The PEP 2040 states that „Poland declares reaching at least 23 percent share of RES in gross final energy consumption in 2030.
The largest source of energy from RES in Poland is wind, and as swiatoze.pl reports, at peak times wind energy accounts for approximately 30 percent of the national energy mix.
The development of this energy sector was hampered by the so-called distance law of 2016, by which the distance from a windmill to buildings had to be about 1.5 km. However, there are plans to liberalize this law.
Moreover, according to the International Renewable Energy Agency, they estimate that thanks to the falling costs of photovoltaics and windmills, the construction of new renewable energy sources is cheaper than traditional coal-fired power plants.

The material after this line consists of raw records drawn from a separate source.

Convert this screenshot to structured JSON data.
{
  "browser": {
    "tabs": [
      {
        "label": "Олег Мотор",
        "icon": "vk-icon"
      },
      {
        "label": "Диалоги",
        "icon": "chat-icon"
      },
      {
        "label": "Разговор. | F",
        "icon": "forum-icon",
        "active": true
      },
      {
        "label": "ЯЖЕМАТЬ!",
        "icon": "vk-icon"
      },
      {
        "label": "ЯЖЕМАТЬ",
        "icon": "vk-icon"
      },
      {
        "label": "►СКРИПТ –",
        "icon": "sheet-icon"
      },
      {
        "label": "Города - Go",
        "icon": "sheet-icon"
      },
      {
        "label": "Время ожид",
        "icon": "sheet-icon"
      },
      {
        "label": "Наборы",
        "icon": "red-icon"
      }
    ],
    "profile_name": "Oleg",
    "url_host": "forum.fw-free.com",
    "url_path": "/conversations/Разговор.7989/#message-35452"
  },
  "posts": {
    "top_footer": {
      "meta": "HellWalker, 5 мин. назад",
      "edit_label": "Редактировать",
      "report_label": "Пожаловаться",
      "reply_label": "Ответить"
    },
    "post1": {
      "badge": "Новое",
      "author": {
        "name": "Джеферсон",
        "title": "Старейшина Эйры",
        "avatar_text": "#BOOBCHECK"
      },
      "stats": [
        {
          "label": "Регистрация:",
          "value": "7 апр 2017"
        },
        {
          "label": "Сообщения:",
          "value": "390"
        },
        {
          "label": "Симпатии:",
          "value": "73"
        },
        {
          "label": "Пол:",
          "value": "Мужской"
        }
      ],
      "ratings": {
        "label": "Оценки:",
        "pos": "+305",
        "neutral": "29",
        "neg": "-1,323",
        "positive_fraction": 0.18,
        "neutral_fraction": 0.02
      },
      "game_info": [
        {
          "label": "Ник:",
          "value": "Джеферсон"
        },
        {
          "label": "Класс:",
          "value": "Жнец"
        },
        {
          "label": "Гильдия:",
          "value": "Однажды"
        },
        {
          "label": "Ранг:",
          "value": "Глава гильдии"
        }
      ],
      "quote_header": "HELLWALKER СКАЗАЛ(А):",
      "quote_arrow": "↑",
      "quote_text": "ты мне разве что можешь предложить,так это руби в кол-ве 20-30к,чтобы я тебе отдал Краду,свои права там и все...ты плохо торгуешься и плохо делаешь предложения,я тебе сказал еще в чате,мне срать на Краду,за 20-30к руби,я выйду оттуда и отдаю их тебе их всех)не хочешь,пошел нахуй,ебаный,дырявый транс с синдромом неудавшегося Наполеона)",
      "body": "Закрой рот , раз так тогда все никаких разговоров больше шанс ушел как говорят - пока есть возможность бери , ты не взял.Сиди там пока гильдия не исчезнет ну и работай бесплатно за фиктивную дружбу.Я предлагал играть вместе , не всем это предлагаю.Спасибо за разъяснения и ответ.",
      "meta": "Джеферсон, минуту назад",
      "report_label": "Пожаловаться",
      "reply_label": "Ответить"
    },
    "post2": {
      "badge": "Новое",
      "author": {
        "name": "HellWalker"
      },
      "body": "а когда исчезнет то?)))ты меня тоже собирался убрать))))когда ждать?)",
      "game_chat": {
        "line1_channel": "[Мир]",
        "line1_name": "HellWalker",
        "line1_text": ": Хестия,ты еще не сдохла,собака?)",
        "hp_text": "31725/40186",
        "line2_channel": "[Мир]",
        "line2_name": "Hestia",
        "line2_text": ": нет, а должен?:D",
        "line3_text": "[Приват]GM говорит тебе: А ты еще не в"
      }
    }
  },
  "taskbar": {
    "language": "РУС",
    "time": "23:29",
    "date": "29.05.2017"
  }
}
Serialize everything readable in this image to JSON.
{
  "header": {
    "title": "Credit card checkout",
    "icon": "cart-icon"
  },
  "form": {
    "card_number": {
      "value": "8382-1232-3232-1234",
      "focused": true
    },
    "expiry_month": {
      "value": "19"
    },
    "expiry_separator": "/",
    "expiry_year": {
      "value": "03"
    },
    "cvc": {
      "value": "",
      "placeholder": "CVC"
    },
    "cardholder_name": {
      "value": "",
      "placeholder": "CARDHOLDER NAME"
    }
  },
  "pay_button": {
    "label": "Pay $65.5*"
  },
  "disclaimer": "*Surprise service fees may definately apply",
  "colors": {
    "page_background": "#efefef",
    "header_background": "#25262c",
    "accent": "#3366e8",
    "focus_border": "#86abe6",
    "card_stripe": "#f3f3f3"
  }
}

Safety and balancing
Experts emphasize that in order to ensure energy security for Poland in the decarbonization process, a strategy for development of RES is needed.
Among the possible solutions – according to Aleksandra Gawlikowska-Fyk – are „modification of the power market towards a clean mechanism, priority treatment of the construction of renewable sources or revision of the existing support mechanisms for cogeneration”.
„It is also necessary to open a discussion on how to support the construction of dispatchable capacities until 2030 by setting specific goals to be achieved. If we build gas units, it should be on the assumption that their role in the system should be minimized. This all depends, however, on setting a real path for moving away from coal, and this requires political will,” the expert indicates.
Read the article in Polish on EURACTIV.pl.